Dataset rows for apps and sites
========================================================================

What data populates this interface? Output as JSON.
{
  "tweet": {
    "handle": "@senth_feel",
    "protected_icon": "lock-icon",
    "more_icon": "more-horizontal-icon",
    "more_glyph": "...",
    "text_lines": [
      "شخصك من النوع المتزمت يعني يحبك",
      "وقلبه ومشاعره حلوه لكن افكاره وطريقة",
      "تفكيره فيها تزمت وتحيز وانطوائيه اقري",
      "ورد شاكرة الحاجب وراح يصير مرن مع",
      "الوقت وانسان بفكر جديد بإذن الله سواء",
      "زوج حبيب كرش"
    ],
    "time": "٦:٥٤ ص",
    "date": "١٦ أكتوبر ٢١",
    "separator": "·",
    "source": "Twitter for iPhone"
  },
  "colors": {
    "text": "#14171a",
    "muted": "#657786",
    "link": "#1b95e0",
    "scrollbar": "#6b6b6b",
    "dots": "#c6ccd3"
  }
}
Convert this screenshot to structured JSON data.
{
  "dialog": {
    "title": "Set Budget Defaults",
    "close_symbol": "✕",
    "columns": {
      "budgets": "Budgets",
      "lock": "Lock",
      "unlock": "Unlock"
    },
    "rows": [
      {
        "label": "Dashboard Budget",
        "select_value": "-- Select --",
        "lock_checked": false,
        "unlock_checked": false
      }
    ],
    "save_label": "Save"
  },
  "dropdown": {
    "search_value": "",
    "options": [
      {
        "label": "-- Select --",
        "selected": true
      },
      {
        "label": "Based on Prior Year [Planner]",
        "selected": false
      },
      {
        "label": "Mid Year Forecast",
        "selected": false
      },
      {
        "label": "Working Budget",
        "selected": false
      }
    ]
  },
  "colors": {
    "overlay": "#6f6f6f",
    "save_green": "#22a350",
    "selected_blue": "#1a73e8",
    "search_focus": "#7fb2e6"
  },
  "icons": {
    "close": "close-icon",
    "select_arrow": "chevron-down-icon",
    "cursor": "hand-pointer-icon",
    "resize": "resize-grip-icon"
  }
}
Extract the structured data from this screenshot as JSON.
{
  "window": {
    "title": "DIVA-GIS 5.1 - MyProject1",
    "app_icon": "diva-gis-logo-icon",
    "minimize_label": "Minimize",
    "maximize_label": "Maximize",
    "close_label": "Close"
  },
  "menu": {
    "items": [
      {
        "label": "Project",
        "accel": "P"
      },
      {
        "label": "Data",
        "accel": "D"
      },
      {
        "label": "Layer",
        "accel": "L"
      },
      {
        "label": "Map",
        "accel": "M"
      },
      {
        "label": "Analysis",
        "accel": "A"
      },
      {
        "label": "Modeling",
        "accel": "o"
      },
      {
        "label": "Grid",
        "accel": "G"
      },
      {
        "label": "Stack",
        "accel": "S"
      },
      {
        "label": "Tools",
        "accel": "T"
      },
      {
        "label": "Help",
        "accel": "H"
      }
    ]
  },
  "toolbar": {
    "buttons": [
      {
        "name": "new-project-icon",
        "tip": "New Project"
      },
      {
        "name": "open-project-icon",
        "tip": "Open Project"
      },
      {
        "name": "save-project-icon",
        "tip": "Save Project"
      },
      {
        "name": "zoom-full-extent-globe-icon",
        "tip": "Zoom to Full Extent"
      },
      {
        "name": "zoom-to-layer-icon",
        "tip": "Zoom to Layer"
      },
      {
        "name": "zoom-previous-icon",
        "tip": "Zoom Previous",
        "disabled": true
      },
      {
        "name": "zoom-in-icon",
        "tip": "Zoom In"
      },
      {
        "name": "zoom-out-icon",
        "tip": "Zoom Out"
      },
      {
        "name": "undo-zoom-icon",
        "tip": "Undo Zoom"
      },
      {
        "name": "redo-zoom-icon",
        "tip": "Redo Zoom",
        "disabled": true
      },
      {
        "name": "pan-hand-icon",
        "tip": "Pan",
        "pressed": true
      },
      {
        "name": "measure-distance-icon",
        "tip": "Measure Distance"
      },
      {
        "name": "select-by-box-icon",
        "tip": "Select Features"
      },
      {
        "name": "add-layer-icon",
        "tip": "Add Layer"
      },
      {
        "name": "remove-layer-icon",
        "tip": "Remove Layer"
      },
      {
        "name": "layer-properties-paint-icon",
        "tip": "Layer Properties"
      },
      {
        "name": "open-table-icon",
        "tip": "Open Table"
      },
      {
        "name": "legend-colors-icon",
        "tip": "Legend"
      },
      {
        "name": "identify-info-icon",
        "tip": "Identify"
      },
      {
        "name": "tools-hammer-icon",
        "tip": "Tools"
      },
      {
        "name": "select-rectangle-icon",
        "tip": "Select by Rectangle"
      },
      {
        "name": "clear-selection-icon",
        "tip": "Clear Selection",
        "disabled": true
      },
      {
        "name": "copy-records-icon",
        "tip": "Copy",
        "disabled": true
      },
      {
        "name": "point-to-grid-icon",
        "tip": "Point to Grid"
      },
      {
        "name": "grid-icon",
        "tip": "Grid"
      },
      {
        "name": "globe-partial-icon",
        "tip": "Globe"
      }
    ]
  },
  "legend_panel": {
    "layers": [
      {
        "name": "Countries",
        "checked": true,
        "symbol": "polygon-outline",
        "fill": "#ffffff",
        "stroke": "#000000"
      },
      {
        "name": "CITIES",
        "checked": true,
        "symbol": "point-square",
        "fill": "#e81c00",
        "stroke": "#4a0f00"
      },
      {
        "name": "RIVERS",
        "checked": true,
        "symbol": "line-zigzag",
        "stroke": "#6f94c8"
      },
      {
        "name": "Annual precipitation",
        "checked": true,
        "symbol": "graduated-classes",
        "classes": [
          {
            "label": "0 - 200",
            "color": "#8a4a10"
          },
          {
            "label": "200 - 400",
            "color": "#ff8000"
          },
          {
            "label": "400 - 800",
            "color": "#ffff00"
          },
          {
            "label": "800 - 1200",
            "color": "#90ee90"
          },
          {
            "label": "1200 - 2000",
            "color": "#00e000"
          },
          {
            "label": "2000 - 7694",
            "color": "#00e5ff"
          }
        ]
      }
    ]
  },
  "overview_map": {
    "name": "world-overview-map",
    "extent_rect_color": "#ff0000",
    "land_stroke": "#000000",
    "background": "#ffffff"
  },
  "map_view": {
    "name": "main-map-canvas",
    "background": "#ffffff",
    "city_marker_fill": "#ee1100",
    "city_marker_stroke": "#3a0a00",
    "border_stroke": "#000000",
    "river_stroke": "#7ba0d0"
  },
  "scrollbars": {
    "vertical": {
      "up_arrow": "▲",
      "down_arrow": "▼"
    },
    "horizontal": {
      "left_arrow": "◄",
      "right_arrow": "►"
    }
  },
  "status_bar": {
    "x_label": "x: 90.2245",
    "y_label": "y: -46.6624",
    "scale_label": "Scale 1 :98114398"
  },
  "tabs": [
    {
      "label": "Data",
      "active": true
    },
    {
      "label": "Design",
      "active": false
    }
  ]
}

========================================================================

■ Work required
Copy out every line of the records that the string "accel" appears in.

■ Exercise result
        "accel": "P"
        "accel": "D"
        "accel": "L"
        "accel": "M"
        "accel": "A"
        "accel": "o"
        "accel": "G"
        "accel": "S"
        "accel": "T"
        "accel": "H"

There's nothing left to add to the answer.